◆ Record extracts
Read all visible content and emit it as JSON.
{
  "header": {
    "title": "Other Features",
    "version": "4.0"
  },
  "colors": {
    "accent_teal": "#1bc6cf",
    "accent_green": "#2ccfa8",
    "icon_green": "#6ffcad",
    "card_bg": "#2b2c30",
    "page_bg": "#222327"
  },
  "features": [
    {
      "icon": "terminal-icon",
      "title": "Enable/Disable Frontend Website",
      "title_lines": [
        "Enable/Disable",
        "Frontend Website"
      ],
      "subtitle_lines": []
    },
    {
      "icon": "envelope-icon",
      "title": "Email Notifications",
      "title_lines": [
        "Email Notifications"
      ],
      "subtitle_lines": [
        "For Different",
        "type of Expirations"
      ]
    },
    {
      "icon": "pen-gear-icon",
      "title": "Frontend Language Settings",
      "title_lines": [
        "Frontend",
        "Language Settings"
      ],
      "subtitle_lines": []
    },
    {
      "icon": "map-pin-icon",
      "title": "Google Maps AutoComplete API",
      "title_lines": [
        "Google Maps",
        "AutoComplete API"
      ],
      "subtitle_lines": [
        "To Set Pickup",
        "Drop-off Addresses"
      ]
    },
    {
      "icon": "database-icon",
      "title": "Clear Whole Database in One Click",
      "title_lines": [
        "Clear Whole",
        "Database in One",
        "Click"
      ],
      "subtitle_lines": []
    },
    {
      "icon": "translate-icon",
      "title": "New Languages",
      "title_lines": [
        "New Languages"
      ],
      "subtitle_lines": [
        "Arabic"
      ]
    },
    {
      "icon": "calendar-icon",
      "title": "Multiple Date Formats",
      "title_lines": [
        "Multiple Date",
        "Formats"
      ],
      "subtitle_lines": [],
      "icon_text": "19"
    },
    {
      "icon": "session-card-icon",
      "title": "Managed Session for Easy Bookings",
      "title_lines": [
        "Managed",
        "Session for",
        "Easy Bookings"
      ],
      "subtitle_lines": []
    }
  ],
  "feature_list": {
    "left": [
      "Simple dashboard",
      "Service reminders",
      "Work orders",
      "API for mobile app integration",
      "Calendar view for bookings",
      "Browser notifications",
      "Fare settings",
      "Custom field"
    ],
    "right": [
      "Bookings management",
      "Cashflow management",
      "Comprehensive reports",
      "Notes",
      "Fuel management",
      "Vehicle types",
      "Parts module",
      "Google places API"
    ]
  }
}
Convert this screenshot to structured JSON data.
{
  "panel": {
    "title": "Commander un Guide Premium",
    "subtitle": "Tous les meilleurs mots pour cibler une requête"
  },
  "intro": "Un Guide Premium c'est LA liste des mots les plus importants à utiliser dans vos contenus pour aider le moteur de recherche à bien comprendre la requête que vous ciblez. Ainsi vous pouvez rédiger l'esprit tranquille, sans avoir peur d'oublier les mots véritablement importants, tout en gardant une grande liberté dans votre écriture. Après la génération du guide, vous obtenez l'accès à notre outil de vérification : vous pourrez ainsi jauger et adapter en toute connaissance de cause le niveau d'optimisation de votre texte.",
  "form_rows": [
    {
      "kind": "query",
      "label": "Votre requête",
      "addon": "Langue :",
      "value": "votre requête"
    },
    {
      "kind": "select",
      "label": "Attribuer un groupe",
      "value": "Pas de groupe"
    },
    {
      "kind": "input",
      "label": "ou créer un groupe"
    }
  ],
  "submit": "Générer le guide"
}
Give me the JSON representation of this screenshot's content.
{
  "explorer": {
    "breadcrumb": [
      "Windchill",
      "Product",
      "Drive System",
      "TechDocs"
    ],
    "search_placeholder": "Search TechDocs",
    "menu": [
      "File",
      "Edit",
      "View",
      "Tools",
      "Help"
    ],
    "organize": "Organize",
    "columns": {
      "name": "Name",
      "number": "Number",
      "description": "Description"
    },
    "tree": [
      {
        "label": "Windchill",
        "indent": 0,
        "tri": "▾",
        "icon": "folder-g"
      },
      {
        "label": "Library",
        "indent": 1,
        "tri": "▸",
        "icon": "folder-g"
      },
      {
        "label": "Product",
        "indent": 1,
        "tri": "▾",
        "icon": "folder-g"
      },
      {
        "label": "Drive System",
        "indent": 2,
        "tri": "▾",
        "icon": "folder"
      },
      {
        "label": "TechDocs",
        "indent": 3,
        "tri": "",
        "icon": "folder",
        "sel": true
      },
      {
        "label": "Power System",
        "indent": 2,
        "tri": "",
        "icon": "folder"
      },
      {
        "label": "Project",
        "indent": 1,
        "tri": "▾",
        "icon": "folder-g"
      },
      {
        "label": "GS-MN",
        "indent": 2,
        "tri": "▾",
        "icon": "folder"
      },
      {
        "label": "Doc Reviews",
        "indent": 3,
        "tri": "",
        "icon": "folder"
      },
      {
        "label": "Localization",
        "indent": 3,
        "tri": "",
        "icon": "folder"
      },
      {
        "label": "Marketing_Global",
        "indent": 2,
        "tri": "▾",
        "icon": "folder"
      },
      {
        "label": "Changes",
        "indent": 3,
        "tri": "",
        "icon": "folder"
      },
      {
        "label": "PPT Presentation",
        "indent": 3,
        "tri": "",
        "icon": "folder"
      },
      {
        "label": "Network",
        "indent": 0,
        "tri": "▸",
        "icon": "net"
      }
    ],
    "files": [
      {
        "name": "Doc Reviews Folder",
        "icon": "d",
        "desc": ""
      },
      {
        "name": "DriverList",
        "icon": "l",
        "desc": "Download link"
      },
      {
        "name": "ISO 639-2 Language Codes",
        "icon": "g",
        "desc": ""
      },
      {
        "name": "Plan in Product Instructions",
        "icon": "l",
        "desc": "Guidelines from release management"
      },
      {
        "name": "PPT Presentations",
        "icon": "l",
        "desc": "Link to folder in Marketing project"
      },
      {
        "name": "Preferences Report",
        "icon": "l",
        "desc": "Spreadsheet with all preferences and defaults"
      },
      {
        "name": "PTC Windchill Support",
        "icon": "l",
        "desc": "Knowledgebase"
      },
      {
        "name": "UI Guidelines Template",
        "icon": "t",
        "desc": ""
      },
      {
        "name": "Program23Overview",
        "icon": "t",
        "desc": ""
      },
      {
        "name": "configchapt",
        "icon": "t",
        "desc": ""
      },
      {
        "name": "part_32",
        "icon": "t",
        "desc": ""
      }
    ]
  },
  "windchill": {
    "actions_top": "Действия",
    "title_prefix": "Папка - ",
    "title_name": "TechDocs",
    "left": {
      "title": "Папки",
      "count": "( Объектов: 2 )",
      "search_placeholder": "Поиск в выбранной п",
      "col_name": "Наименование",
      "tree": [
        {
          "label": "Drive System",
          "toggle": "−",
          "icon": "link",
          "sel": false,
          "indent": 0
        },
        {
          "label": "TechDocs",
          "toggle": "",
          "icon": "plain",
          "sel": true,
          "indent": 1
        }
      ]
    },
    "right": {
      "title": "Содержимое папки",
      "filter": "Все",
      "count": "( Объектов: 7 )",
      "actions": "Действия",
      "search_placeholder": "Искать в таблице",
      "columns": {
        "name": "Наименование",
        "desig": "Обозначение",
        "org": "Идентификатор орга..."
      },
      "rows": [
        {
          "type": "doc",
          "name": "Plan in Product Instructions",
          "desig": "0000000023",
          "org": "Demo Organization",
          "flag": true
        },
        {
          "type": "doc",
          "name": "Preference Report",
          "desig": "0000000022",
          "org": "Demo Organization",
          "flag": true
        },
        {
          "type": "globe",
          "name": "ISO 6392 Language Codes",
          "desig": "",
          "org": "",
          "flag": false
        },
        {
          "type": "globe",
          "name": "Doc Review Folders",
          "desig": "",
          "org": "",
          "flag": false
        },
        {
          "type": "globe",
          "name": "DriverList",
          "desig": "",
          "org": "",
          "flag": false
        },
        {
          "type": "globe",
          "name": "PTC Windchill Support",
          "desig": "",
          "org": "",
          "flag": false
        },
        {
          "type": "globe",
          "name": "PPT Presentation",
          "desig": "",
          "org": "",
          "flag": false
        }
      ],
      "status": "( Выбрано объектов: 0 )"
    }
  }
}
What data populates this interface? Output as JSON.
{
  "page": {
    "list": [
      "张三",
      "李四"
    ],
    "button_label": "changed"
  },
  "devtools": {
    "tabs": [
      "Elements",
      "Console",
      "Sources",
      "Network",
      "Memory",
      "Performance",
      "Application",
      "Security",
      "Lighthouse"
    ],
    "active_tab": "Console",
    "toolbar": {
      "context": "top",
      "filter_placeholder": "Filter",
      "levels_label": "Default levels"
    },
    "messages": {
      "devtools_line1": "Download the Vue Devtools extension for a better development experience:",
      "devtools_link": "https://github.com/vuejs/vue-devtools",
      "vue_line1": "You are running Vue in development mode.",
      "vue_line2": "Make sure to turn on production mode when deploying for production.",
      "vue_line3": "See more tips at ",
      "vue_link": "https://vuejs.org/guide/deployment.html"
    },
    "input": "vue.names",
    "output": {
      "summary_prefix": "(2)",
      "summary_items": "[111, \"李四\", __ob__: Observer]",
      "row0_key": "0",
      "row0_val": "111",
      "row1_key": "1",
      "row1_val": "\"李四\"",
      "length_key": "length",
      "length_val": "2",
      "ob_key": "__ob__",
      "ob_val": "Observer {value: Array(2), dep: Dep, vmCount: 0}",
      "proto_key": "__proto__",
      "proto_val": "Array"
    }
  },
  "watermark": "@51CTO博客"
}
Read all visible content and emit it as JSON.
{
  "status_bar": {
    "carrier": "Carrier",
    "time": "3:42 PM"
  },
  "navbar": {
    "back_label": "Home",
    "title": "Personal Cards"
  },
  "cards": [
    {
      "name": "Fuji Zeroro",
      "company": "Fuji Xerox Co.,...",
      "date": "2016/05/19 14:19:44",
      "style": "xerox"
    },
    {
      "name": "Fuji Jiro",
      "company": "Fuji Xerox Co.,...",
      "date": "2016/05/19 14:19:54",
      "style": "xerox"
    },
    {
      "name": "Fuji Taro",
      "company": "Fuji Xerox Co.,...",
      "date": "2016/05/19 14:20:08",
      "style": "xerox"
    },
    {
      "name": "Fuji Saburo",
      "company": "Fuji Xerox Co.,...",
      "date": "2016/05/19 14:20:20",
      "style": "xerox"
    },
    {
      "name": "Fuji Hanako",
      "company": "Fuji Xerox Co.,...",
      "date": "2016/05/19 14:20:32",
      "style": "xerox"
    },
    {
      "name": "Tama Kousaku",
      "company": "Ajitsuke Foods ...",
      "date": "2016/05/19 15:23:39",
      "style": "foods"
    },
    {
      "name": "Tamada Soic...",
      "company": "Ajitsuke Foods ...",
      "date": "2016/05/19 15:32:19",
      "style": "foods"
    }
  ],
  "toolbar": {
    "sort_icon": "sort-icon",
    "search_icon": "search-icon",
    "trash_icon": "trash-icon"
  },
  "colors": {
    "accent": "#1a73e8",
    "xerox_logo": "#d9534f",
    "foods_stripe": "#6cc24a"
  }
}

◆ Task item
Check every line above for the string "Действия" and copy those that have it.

◆ Written response
    "actions_top": "Действия",
      "actions": "Действия",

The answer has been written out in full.